For over a month I have been wrestling with that problem. Should I stay in America or return across the pond? I have been working as a pet-sitter here in the Philly suburbs while working on my writing, but I don't want to stay within pet-sitting range. So my immediate problem is no income (apart from you wonderful people who have bought by books). Would I prefer no income in America or no income in Europe?
Europe is a good idea because I want to be close to people who love me and they are 3000 miles away. It's hard (or at least historically it's been hard) to get a dog into the UK, and easier to get one into mainland Europe. My brother lives in Slovenia -- the Alps, no less -- and I wrote to him asking if I could begin my new life at his house. He said yes, of course I could, and I realised that I love my brother like a brother. He's a good man and I miss him.

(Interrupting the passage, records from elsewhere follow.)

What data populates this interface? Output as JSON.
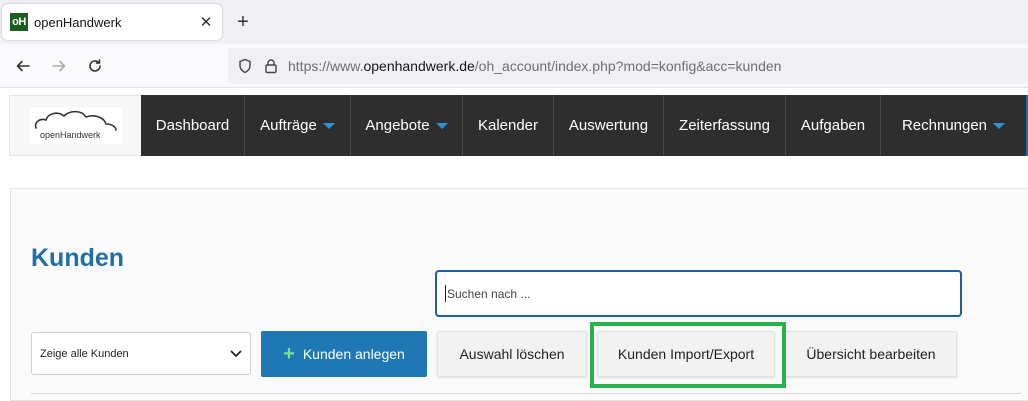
{
  "browser": {
    "tab_title": "openHandwerk",
    "favicon_text": "oH",
    "url_prefix": "https://www.",
    "url_host": "openhandwerk.de",
    "url_path": "/oh_account/index.php?mod=konfig&acc=kunden"
  },
  "app": {
    "logo_text": "openHandwerk",
    "menu": [
      {
        "label": "Dashboard",
        "dropdown": false
      },
      {
        "label": "Aufträge",
        "dropdown": true
      },
      {
        "label": "Angebote",
        "dropdown": true
      },
      {
        "label": "Kalender",
        "dropdown": false
      },
      {
        "label": "Auswertung",
        "dropdown": false
      },
      {
        "label": "Zeiterfassung",
        "dropdown": false
      },
      {
        "label": "Aufgaben",
        "dropdown": false
      },
      {
        "label": "Rechnungen",
        "dropdown": true
      }
    ]
  },
  "page": {
    "title": "Kunden",
    "search_placeholder": "Suchen nach ...",
    "filter_selected": "Zeige alle Kunden",
    "buttons": {
      "create": "Kunden anlegen",
      "clear": "Auswahl löschen",
      "import_export": "Kunden Import/Export",
      "edit_overview": "Übersicht bearbeiten"
    }
  },
  "colors": {
    "accent": "#1f77b4",
    "highlight": "#27b34a",
    "menu_bg": "#2e2e2e"
  }
}
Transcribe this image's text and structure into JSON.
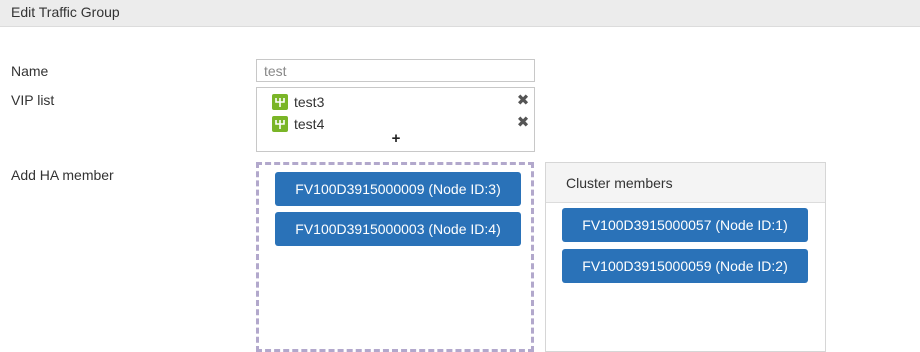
{
  "header": {
    "title": "Edit Traffic Group"
  },
  "form": {
    "name_label": "Name",
    "name_value": "test",
    "vip_label": "VIP list",
    "vip_items": [
      {
        "label": "test3",
        "icon": "vip-icon",
        "remove_icon": "close-icon"
      },
      {
        "label": "test4",
        "icon": "vip-icon",
        "remove_icon": "close-icon"
      }
    ],
    "vip_add_icon": "plus-icon",
    "remove_glyph": "✖",
    "add_glyph": "+",
    "ha_label": "Add HA member"
  },
  "available_members": [
    {
      "label": "FV100D3915000009 (Node ID:3)"
    },
    {
      "label": "FV100D3915000003 (Node ID:4)"
    }
  ],
  "cluster": {
    "title": "Cluster members",
    "members": [
      {
        "label": "FV100D3915000057 (Node ID:1)"
      },
      {
        "label": "FV100D3915000059 (Node ID:2)"
      }
    ]
  },
  "colors": {
    "member_button": "#2a72b8",
    "vip_icon": "#7ab527",
    "drop_border": "#b2a8cc",
    "header_bg": "#ececec"
  }
}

It's been some weeks since he said that, and while I think it's the right thing to do, my dread of taking my 12-year-old dog on such a trip is overshadowing my relief at having family to run to. Also, the chance of getting work is less in Slovenia than it is in the US, and my writing isn't going to pay for a new life yet. On the other hand, in the US I'd be out all day trying to fund a life that I don't want, and poor Tyson would be alone while I'm cavorting with other people's animals. These things have kept me awake at night, the room spinning.
I have decided that we are going to live in Slovenia, a country neither of us has visited. I would be mad not to try.
To bolster my spirits and maybe drive some traffic to this site, I have decided to document the next 12 months and set myself some goals -- some waypoints, if you will. Concentrating on success will ease my mind. I can get through this if I see it as some abstract game of survival rather than a real-life disaster. I thought you might like to watch it unfold.
The abstract game is this: After 1 year, I want to achieve a lifelong ambition to be a qualified paraglider pilot with my own gear, living within minutes of a good flying site in the fair country of Slovenia, making enough money through writing and illustration work to live in Slovenia indefinitely. That makes this blog project a 12-month experiment. Paragliding is something I have dabbled with over the course of 20 years and never fully embraced. Now I find myself moving to a village only minutes form a prime flying site, so it makes sense to have that as the final 1-year mark of success. It's a clearly defined goal. Here are the waypoints:
Wrap up my American life and get me and Tyson to the plane. New York JFK seems to be the place to go.
Make it to Ljubljana with Tyson, all my worldly belongings (though they are nothing compared to Tyson), and get to know the place. As a sneak peak, he lives in Bohinj. Google it. It's insanely pretty.
See if the Slovenian authorities let me stay for more than a few months, which seems to involve having an income and proving that I'll not be a drain on the country's resources.
Find somewhere to live with an internet connection.
Learn how to paraglide despite my fear of heights (yes, more on that later), buy the gear and end my first year of Sarahlessness as a successful flying single ex-pat.
And after that? Get Sarah back, of course. How could she not be impressed by a man who paraglides and lives in the Alps...
Tomorrow I'll get serious. Today is October 26th. I aim to fly mid November. There is much to do...
Slovenia, writing, other things